Once you start using fresh herbs in your kitchen, it’s very hard to stop. They add a freshness and additional level of flavour to every dish but people are often discouraged by their short shelf life. While there are a few ways to keep them fresh for longer, the easier route to take is to grow your own for a continuous supply. 

They’re easy to grow even on a windowsill as long as you have a deep pot with drainage holes. Try mixing garden soil with organic compost and ensuring they have ample sunlight for the best results. The biggest challenge with herbs is getting the watering right and each type has a different preference. Overwatering can lead to soggy, rotten roots and you’ll see the leaves turning yellow as a result. 

Also Read: Culinary Herbs: A Healthy Way To Enhance The Flavours Of Your Cooking

If you do nail the right amounts you’ll soon have our own herb garden to harvest from and the good news is that these plants love being pruned. Pruning encourages the young plants to grow more and branch out. Use a sharp knife or scissors to snip off the fresh leaves near the base of the stem to get the best growth.

Here are a few of the best starter herbs to try and how to care for each

1. Coriander 

One of the easiest herbs to grow, it needs very little help.

  • Soak the coriander seeds overnight in lukewarm water and plant under a thin layer of soil. 
  • Spray water on the soil and place it in a sunny spot. 
  • Within 35-40 days of planting, you will see shoots of coriander that can be plucked. 
  • Use this refreshing herb in your chutneys, to garnish your food and more.

2. Thyme

Well-drained soil is best for thyme, so consider adding a layer of rocks to your pot.

  • Plant the seeds 1-inch deep, cove and place your pot in a warm and sunny place. 
  • It takes a few months to grow into a fully established plant.
  • Keep watering the plant whenever the soil looks dry and don’t let the plant wilt. 
  • Harvest the leaves with the help of a knife.
  • The blossoms on this plant are also edible.

3. Chives

They like the cold so the best time to grow chives is around September to December.

  • They love water so make sure that the soil is always damp. 
  • After the flower blooms on the plant, ensure that you pick them so the seeds don’t spread throughout the garden. 
  • You can harvest your yield after six months of planting the seeds. 

4. Parsley

A fresh addition to salads and great as a topping for pasta.

  • Sow the seeds in mid-spring for a summer harvest and mid-summer for a winter harvest. 
  • To enhance germination, soak seeds overnight and plant them fairly close together as they flourish in clumps. 
  • It has a long germination period, around three to four weeks, so be patient.
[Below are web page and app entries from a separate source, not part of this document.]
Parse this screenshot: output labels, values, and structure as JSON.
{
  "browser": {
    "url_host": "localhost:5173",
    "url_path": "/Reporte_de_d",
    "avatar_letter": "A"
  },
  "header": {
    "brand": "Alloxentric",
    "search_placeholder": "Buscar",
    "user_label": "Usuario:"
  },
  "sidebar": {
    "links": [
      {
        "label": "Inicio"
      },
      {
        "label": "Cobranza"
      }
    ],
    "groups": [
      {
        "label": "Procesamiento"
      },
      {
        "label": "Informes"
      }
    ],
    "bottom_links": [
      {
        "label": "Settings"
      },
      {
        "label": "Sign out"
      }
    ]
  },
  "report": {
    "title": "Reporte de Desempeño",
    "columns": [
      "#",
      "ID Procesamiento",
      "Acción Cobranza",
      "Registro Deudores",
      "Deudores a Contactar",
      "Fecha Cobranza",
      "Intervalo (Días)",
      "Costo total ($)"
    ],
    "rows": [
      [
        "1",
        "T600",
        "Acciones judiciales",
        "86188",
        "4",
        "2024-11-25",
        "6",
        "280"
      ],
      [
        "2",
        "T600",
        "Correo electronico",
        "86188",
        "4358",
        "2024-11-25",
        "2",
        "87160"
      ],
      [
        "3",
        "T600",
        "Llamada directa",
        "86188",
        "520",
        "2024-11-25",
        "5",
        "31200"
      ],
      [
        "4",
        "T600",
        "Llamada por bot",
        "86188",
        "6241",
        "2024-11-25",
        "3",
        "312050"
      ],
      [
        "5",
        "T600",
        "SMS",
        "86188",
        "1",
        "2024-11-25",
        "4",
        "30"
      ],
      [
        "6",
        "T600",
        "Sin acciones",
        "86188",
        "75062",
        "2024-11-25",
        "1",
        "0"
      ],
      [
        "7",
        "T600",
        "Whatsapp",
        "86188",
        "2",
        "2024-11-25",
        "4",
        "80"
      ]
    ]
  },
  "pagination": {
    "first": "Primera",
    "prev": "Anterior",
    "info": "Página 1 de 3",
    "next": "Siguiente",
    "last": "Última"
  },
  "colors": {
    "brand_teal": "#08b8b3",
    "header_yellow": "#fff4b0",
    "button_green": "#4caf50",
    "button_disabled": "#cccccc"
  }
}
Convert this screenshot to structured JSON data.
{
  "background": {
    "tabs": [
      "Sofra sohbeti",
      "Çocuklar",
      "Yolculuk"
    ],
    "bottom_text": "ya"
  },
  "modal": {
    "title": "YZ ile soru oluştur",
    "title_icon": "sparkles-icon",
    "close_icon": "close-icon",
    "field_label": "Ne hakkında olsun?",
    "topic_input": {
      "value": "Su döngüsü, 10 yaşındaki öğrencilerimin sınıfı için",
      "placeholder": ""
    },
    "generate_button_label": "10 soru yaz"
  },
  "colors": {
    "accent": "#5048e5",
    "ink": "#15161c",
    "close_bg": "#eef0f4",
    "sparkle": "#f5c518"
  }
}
Picking parsley often helps it grow.
  • Be sure not to over-prune as removing the main stem could kill the plant.

5. Rosemary

Rosemary has a strong aroma and flavour and is generally used in Mediterranean cuisine.

  • Usually propagated by cuttings rather than seeds, rosemary can be easier to grow. 
  • It’s low maintenance so this perennial, woody shrub will thrive for years with little help. 
  • It prefers lots of sunlight and well-drained alkaline soil. 
  • Prune it regularly so that the plant doesn’t get spindly. 

6. Oregano

A must-have for Italian food, this is a great indoor herb.

  • Plant the seeds indoors and then move them outside once sprouted. 
  • Direct sunlight is preferred so find a sunny spot.
  • Encourage growth by regularly pruning or trimming the leaves. 

7. Basil

Another Italian staple, this is an easy-grow herb that can add freshness to any dish.

  • Plant the seeds in well-drained soil.
  • Ensure the plant gets a lot of direct sunlight - at least 6 hours a day.
  • If the weather gets cold, bring the pot inside, basil can’t withstand the cold. 
  • To harvest, just pluck leaves as desired.